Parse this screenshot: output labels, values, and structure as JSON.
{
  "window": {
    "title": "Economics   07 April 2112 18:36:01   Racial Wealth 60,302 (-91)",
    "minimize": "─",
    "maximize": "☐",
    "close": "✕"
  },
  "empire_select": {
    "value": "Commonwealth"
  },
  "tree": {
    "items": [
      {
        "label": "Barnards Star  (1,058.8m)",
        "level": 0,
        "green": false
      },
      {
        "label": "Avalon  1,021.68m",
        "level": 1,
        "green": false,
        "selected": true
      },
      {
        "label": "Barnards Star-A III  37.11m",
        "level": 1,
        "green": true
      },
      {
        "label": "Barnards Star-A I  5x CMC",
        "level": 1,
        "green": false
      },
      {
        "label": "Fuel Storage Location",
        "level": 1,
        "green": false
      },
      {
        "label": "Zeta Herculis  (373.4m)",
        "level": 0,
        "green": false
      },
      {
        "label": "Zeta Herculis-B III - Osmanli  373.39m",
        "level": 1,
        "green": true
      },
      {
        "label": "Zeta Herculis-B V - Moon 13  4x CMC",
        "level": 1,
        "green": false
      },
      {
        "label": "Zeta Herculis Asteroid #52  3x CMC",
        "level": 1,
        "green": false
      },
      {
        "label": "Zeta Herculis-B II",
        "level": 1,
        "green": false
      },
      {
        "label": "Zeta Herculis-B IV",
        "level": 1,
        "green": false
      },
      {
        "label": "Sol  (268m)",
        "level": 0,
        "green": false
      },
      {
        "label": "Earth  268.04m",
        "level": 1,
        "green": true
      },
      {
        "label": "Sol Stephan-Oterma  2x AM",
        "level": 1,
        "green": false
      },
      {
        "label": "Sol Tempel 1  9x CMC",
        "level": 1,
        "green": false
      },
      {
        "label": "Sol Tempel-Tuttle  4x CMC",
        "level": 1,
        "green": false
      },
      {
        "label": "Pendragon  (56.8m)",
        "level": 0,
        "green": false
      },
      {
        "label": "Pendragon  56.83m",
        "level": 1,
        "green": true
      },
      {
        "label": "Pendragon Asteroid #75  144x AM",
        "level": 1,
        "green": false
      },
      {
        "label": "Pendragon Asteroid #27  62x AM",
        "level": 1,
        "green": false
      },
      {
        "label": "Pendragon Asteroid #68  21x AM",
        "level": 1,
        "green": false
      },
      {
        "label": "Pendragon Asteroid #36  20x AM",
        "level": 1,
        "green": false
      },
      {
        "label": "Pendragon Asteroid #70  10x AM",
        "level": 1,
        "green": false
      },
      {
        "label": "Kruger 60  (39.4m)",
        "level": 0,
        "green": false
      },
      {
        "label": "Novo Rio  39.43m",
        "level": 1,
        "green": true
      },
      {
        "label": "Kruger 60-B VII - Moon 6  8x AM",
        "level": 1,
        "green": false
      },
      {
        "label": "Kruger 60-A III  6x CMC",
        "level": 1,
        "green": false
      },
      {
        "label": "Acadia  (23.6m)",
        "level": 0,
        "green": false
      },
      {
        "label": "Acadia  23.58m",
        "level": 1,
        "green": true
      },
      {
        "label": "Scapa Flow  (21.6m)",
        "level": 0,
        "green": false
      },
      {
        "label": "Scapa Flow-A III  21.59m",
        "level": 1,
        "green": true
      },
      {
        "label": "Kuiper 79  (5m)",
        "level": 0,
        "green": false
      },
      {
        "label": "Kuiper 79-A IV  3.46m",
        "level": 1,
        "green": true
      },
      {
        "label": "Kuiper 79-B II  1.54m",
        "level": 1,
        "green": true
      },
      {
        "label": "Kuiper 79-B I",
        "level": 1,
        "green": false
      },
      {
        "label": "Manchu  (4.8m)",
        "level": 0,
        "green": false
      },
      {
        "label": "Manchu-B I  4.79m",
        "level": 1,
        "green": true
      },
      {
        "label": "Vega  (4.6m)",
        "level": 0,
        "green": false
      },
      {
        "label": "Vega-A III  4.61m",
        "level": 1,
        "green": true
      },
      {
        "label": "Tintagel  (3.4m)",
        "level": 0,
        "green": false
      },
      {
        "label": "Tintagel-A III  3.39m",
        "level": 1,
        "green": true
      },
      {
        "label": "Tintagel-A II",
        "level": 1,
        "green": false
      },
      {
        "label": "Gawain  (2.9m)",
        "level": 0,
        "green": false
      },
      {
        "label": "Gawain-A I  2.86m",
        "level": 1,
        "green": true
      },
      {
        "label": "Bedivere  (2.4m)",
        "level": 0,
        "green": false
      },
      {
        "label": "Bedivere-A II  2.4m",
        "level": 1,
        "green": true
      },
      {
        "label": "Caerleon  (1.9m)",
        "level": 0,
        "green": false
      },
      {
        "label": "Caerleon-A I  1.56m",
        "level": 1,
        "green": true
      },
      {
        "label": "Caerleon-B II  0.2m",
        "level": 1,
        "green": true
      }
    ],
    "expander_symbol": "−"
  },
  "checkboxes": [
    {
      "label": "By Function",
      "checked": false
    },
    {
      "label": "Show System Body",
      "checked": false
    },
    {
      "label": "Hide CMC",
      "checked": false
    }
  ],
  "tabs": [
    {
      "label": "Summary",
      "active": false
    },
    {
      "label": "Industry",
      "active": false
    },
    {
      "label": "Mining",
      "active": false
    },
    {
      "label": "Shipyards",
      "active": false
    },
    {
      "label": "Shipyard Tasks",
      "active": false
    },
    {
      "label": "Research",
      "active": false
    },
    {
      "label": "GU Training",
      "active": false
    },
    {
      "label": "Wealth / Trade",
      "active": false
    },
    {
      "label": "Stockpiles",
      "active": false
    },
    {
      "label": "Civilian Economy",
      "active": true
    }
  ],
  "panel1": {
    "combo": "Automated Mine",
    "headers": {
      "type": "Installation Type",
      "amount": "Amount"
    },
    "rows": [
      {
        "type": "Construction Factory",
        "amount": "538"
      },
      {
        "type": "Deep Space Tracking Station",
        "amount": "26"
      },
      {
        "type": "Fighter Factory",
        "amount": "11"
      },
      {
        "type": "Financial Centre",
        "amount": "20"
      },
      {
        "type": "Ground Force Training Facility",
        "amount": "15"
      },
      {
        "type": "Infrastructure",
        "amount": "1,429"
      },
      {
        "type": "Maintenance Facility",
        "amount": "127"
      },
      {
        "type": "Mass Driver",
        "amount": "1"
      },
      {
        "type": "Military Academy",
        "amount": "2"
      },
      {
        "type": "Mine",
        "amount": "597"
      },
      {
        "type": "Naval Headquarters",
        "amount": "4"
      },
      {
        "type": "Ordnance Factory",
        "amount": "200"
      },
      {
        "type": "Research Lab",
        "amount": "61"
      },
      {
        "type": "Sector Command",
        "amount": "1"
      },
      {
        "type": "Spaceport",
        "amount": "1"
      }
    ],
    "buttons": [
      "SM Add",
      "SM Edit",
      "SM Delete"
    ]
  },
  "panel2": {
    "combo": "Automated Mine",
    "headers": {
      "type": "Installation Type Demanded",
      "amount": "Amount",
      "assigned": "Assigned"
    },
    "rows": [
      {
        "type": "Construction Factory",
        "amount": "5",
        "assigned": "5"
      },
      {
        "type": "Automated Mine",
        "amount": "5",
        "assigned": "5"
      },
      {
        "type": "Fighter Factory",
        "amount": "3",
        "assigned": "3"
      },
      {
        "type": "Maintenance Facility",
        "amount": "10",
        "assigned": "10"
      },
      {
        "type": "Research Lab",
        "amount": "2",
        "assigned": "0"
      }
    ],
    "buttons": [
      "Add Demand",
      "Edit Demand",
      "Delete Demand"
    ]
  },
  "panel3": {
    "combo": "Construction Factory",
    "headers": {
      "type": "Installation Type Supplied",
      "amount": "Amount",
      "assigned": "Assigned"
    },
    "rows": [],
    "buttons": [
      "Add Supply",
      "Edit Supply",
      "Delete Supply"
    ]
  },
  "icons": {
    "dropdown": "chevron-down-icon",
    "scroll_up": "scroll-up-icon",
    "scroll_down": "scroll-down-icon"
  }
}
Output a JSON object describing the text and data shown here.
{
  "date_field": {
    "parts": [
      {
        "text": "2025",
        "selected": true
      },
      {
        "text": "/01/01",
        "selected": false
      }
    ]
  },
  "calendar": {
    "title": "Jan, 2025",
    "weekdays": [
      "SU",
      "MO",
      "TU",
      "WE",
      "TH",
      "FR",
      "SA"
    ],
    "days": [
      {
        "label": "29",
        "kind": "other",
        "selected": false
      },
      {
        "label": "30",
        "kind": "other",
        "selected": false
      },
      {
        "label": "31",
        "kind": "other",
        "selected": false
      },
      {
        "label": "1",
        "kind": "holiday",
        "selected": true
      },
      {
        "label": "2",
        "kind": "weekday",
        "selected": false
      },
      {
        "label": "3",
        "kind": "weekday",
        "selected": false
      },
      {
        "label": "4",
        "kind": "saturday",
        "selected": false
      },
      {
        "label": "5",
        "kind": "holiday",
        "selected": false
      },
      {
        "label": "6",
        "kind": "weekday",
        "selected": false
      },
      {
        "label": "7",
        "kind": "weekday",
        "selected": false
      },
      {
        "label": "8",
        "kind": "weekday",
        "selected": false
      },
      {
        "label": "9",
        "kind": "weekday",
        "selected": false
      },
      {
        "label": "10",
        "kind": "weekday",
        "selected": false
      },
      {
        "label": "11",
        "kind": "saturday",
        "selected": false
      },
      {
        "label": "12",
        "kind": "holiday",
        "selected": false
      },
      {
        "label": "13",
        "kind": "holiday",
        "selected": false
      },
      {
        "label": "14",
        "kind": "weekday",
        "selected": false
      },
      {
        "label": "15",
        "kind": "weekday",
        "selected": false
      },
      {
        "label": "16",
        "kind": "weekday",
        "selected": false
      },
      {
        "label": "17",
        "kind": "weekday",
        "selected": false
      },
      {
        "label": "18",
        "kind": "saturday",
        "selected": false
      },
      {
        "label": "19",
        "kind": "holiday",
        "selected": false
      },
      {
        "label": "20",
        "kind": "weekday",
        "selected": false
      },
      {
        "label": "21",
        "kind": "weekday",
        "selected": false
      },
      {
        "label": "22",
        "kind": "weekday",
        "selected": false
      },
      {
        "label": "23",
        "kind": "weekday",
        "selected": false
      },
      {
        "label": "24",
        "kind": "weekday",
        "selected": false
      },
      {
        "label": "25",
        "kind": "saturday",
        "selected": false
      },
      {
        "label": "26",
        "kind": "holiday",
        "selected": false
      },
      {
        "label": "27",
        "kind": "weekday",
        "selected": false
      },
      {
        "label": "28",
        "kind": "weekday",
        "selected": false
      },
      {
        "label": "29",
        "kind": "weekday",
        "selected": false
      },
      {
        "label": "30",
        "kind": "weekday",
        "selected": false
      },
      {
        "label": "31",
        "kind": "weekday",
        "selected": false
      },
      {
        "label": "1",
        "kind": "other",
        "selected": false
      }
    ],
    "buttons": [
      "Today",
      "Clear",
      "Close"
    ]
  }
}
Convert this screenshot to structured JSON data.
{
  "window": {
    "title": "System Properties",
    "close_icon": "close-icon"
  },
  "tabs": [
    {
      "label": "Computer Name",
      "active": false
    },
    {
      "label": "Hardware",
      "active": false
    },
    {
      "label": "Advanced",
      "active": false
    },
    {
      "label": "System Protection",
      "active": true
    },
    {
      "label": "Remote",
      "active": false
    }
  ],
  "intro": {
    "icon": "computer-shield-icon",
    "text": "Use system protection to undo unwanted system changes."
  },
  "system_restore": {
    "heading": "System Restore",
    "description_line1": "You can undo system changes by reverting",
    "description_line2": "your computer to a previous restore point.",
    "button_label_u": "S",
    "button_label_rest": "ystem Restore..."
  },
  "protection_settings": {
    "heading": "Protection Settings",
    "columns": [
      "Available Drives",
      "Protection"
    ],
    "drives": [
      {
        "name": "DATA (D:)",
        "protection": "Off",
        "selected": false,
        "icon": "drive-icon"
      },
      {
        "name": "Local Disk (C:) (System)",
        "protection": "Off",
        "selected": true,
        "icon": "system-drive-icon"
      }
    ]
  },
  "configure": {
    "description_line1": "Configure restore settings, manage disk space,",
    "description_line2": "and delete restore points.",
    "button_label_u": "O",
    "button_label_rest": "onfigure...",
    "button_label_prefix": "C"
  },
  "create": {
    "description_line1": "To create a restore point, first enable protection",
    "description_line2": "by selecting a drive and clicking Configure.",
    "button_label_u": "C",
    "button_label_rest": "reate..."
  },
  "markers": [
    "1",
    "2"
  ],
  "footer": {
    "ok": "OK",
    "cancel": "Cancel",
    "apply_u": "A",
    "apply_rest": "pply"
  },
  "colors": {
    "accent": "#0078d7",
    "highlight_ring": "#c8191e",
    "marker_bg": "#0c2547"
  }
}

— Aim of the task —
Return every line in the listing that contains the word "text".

— Task result —
Output a JSON object describing the text and data shown here.
        "text": "2025",
        "text": "/01/01",
    "text": "Use system protection to undo unwanted system changes."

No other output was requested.